What Should I Write?
Our passion to write comes from the heart.
We are passionate about subjects we choose to write about and the appreciation and attention received from our audience. However, our passion can unexpectedly become the beginning of our demise. We almost demand attention from our readers because our goal is to create an unforgettable impact on our audience. We want to be appreciated for the countless hours we pour into each book hoping that will translate into more adoration, likes, and even fan mail. Written feedback or hearing someone tell us they loved our books is the only proof we have our work was ever read. Let’s face it; we are nothing without our readers. It can be challenging to find the inspiration day after day, week after week – writer’s block pays us a visit.
After a lengthy dry spell of little motivation or reader feedback, quitting may even enter your thoughts. Staying focused on the benefits of what constant writing offers will help you deal with those frequent dry spells. The most overlooked reward of constant writing is creating a new world inside your head the outside world can experience. The amount of readers should never define you as a writer, especially when going through a dry-spell. Sometimes stepping away from your lap top for a good period of time can return you to that place of inspirational bliss. Are you writing for yourself because you love to write or are you just feeding your overweening ego, in the hopes of thrusting yourself into the famous-author-spotlight? You should not abandon your style and voice. That is why you became a writer in the first place, and it is what makes you unique and separates your individuality from other writers. That is what will ultimately get you published.
Never force words or ideas.
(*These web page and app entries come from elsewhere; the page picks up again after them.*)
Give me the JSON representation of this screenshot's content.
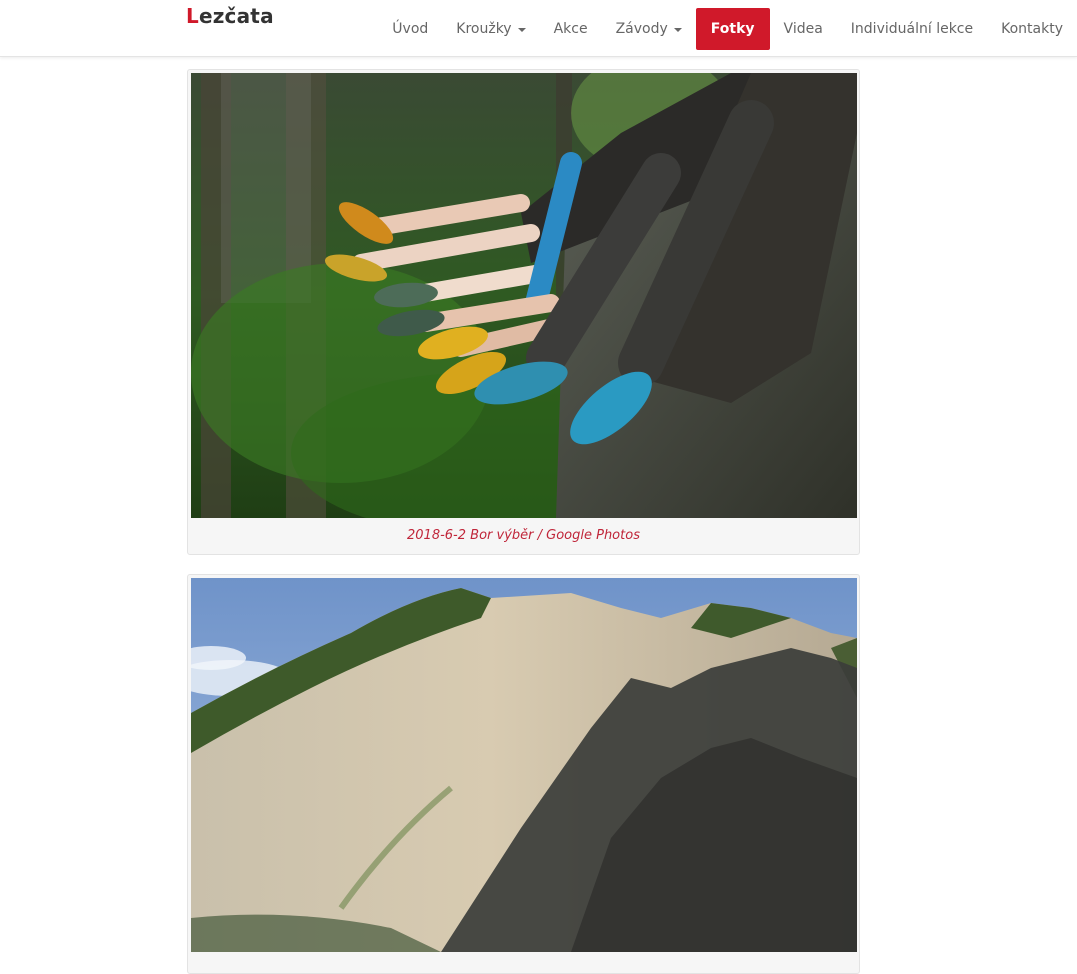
{
  "brand": {
    "first_letter": "L",
    "rest": "ezčata"
  },
  "nav": {
    "items": [
      {
        "label": "Úvod",
        "dropdown": false,
        "active": false
      },
      {
        "label": "Kroužky",
        "dropdown": true,
        "active": false
      },
      {
        "label": "Akce",
        "dropdown": false,
        "active": false
      },
      {
        "label": "Závody",
        "dropdown": true,
        "active": false
      },
      {
        "label": "Fotky",
        "dropdown": false,
        "active": true
      },
      {
        "label": "Videa",
        "dropdown": false,
        "active": false
      },
      {
        "label": "Individuální lekce",
        "dropdown": false,
        "active": false
      },
      {
        "label": "Kontakty",
        "dropdown": false,
        "active": false
      }
    ]
  },
  "gallery": {
    "albums": [
      {
        "caption": "2018-6-2 Bor výběr / Google Photos"
      }
    ]
  },
  "colors": {
    "accent": "#d0192a",
    "caption": "#c0263a",
    "nav_text": "#666666"
  }
}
I’m sure you have done this at least once. It will always show in your work. Accept you have writer’s block and try not to get frustrated. The ideas will eventually flow naturally just as they did prior to writer’s block setting in. Keep it real – if there is a part in your story you can’t get past because it is boring, don’t force it. You will only end up deleting it anyway, so why waste your energy and time? Go pour yourself a glass of wine, relax, or take a walk – a time-out is in order. Try tuning out ALL noise; lie down on your sofa, close your eyes and imagine yourself visiting your favorite place. You will be surprised by what a silent and dimly lit space can do for your creativity.
Many writers find a body of water as a great source for inspiration. Sitting by a stream or an ocean, listening to the sound of rain drops, a river flowing or even the bubble-sounds of a fish tank can be a soother and release you from daily concerns that have nothing to do with writing. When it rains it pours…you just never know when the floodgates will open and new ideas will emerge. Always have a scrap of paper ready to jot down any new ideas which might occur while sitting in the waiting room of a doctor’s office or on a train ride home from work. Even if you don’t love what’s on paper, continue writing regardless. It’s not always easy to do but try letting go of your worries. If your story happens to correlate with what is going on in your life, then integrate that, whether good or bad, into your characters. Also, review what you have written and ask yourself, “Is this leading up to anything?” or “What do I want to see happen?” If you feel like it’s going absolutely nowhere, then maybe it’s time to scrap it; not force it.
Don’t compare yourself to famous writers.
Okay, so you don’t feel up to speed with J.K Rowling or Stephen King. That doesn’t mean your personal writing technique and style are inadequate. Use your favorite writers for inspiration and not as standards for your own success or failure. Give yourself permission to take the pressure off of yourself and you will write much more freely.
To complete a novel and to get published, it is essential to have realistic expectations about how long it will take. Think years, not months. It took author Audrey Niffenegger over four years to write The Time Traveler’s Wife. It also took Author Alistair MacLeod 13 years to complete No Great Mischief.
Do what you can to improve your craft, but don’t use your performance to measure your personal self-esteem and your ability to write; you as a person are worth more than any viral book, article or blog. It is a unique part of you that will reach others who can relate and appreciate your talent, and what you have to say. Whatever feelings, ideas and drive propelled you to write the first time, it is bound to happen again. Remember your first draft is never your final one. Stay focused; have fun and write away!